Data about app and page elements
++++++
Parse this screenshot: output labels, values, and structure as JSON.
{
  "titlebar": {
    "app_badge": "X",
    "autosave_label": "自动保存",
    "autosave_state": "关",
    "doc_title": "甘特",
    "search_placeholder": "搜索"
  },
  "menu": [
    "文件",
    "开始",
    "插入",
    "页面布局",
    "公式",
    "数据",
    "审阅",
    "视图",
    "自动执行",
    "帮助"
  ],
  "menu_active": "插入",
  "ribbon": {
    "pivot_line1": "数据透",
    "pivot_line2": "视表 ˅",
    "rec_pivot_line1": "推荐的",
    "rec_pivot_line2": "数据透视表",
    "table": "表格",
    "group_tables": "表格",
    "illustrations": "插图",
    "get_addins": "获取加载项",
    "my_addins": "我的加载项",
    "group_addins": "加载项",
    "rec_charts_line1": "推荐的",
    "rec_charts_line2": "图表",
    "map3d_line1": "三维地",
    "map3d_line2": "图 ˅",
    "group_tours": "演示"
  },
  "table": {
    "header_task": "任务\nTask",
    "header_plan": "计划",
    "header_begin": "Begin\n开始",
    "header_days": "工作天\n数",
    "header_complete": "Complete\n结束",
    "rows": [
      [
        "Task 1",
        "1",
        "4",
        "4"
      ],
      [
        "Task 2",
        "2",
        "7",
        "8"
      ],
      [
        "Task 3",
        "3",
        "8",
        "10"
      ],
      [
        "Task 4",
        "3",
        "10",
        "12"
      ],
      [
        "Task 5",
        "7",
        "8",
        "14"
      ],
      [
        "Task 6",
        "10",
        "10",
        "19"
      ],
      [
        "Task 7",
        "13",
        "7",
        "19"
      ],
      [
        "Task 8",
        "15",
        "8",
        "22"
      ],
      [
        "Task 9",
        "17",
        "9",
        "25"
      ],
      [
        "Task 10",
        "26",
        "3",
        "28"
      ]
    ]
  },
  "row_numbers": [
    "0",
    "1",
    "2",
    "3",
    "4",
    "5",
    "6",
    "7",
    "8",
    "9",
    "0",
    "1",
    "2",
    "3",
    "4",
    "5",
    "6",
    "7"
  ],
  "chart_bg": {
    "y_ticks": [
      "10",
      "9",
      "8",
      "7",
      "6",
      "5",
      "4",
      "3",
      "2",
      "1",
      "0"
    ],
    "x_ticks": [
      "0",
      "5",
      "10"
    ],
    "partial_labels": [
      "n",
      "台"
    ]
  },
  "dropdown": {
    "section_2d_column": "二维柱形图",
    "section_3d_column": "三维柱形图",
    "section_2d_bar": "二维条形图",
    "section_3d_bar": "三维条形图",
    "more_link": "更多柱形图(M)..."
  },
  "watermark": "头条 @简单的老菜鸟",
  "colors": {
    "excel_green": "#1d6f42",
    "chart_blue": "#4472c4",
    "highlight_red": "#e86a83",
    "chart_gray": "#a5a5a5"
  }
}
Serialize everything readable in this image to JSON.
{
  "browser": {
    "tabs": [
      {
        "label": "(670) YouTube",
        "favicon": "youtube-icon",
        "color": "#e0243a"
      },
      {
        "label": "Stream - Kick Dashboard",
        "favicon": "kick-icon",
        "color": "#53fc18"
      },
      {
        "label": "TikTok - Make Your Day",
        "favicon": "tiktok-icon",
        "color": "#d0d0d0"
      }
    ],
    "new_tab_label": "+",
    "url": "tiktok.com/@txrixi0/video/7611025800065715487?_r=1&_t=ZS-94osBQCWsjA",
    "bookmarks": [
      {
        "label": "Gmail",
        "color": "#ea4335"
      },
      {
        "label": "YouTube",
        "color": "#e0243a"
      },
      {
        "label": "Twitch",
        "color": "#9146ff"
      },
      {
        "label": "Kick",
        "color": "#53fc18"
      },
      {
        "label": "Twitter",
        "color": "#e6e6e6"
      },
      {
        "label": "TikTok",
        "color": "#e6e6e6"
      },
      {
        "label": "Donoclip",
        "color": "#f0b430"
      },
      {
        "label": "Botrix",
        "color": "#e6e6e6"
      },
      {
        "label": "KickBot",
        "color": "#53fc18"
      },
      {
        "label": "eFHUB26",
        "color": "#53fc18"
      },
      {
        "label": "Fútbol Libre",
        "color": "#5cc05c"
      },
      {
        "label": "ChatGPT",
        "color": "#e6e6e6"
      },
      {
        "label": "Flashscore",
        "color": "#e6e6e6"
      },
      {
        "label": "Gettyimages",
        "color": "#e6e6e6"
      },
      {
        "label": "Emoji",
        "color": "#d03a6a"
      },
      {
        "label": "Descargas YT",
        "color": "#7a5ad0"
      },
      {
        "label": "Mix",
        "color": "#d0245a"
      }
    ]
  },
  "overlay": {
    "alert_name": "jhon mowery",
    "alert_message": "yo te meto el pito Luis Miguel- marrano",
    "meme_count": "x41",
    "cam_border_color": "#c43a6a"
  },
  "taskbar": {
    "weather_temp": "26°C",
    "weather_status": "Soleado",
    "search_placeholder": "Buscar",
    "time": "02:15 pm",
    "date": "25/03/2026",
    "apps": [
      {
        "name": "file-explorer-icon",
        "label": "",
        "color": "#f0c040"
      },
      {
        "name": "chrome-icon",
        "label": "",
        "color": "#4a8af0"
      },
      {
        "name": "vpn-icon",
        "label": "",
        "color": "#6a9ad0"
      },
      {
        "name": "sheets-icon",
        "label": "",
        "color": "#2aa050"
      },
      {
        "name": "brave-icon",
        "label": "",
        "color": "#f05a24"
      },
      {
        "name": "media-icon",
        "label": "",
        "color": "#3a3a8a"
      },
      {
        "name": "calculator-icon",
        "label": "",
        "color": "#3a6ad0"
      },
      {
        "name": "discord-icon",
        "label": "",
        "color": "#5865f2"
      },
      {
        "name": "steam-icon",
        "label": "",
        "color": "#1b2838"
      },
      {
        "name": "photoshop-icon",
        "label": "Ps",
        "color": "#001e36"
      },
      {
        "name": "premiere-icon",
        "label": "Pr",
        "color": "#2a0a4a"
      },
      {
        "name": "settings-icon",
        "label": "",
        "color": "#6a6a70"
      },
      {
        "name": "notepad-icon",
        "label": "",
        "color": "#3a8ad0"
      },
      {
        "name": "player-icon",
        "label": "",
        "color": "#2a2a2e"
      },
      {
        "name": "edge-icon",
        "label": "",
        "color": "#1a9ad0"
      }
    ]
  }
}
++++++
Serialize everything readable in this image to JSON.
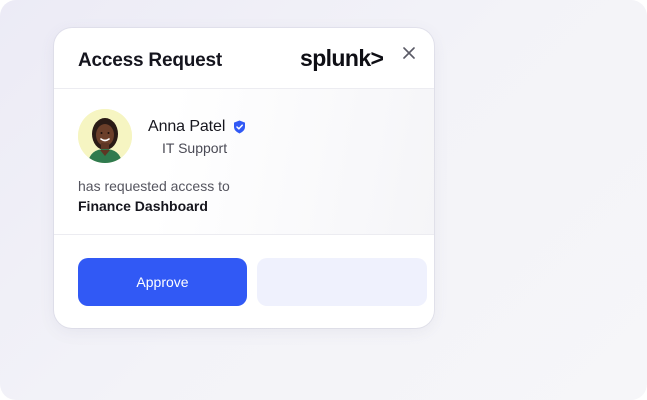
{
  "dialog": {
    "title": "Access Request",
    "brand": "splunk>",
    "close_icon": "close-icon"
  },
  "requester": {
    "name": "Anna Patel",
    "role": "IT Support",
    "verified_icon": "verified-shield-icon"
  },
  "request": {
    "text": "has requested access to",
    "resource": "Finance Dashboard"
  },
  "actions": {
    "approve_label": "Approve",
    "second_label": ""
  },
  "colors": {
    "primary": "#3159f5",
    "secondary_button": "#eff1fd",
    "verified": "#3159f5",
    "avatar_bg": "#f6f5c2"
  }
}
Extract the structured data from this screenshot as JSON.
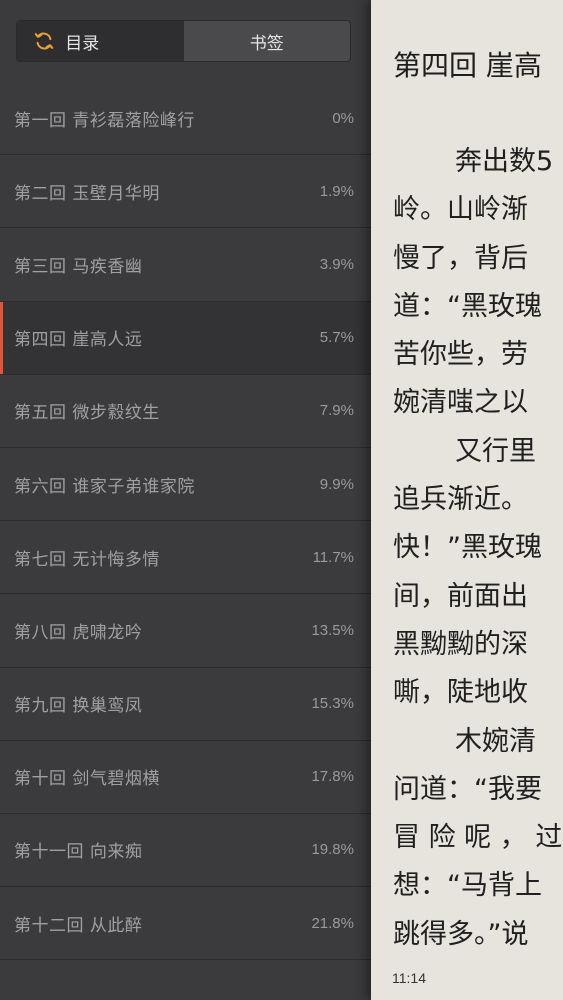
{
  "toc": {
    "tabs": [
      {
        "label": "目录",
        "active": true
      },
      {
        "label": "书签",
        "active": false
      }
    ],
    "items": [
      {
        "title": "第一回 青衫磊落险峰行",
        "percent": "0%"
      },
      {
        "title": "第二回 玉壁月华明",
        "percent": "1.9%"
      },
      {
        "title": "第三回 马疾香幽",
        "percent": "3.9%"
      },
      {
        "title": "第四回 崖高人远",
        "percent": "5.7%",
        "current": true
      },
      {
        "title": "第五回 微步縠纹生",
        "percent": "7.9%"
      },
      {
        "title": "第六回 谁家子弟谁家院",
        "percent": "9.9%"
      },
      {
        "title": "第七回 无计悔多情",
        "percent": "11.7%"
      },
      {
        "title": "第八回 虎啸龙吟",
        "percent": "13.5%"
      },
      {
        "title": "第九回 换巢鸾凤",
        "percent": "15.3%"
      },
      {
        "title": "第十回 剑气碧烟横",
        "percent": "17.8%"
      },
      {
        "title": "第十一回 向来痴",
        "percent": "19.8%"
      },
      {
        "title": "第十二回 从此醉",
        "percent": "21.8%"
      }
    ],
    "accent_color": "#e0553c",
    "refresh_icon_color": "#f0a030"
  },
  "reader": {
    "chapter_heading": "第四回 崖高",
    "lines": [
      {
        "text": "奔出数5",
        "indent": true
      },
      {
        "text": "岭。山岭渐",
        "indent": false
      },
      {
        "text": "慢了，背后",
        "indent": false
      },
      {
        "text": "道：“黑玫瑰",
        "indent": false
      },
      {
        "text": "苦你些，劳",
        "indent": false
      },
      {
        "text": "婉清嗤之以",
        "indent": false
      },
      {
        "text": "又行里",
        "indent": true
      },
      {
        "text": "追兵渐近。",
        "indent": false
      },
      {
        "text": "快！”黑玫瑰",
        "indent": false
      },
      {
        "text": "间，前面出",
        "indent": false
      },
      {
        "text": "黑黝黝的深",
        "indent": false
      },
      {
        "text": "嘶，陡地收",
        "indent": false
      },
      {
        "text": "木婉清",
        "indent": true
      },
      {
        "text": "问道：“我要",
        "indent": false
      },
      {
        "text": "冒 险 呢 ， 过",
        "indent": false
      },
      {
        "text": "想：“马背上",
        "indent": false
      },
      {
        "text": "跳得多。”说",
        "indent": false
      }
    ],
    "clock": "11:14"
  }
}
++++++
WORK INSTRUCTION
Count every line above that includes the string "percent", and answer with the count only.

RESULT FOR THIS EXERCISE
12